For example, there will be cases where a secret entrance is only visible to Marianne's spirit form, and the game turns into a kind of "spot-the-difference" between the real and spiritual worlds. Naturally, some parts will be blockaded by swarms of spiritual moth things, so make sure to keep a lookout for Spirit Wells. By using one of these to recharge her energy, Marianne can burn away the moths, or even create a temporary shield while she wades through the swarms.
That's about all the game features in the way of combat too. Even your encounters with The Maw (who happens to be voiced by the awesome Troy Baker) doesn't come with any "toppings" we haven't seen before - you're either running from it, trying to sneak past it to the next Spirit Well, or if you fail at both of the above, you're instantly killed. However, credit should be given where it is due, and the stealth sequences are really, really nerve-wracking - you're alone in a realm with literally no one (alive) to help you, and your adversary is a roughly ten-foot tall giant moth-like monster with a seemingly huge mouth for a face. Go figure.
Getting back on topic, if there's any significant flaw within the whole gameplay aspect unrelated to the technical end, it would probably have to be the repetitiveness of the puzzles, in my opinion. After you get through the first hour or two, the methods to solving the remaining puzzles are going to be roughly the same as the ones you've already completed. You're usually scouting around in the spirit realm via your out-of-body experiences for spirit wells to charge generators with, which then operates an elevator or opens a door, and then you do it again. And again.

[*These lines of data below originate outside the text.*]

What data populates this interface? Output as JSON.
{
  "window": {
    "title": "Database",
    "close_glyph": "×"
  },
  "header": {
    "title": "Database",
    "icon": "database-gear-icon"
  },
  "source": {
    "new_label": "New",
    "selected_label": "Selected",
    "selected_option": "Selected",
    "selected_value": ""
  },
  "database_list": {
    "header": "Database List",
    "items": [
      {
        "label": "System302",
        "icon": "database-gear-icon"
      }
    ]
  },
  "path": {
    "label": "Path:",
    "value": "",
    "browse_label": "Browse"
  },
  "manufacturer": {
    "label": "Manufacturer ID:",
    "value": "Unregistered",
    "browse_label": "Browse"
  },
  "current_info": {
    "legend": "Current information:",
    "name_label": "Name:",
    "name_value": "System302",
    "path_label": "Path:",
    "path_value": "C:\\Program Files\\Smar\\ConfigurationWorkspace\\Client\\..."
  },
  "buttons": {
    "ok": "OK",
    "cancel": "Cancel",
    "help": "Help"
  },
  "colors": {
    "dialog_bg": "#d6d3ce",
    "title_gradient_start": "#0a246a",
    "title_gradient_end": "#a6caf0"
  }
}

In that sense, I felt Bloober Team didn't manage to bring out the full creative potential of this dual-reality thing they've got going on, even though the concept is a novel one. Coincidentally, this applies to the game in general too - since it places a lot of emphasis on its one solid narrative, it's no exaggeration to say that there isn't a lot of replay value, unless you intend to collect all of the spiritual Echoes within Niwa. In other words, even the most wondrous of fairy tales loses much of its lustre after you hear it the first time.
Still, if there's something I'm sure of, it's that the real beauty of The Medium isn't seen in any one individual aspect - you have to sit back and take it in as a whole. I'll be blunt - if you're here for something to scare your socks off for a few instants, you'll be pretty disappointed. However, if you are playing The Medium for an experience that will keep you up at night thinking and leave you wary of every shadow for the next couple of weeks, then go ahead and have a good one.
Going by that train of thought, I guess The Medium supposedly operates on the same level as games like Dead by Daylight and Hello, Neighbour, where the experience as a whole is substantially greater than the sum of its parts. The game might not have much in the way of actual excitement, combat or otherwise, but its narrative is nothing short of enrapturing, and it is only complemented by the developers' use of grotesque architecture, dark spaces and a nightmarish antagonist that chases you every so often.
Granted, the game does stray away a little from the usual horror formula we're used to seeing in modern video games given its lack of gore and jumpscares, but in exchange, it seems Bloober Team has managed to nail down a far more important element in their storytelling: unpredictability. I mean, the biggest underlying reason behind the success of the horror genre, be it in the form of video games, films or TV shows is because you don't see it coming.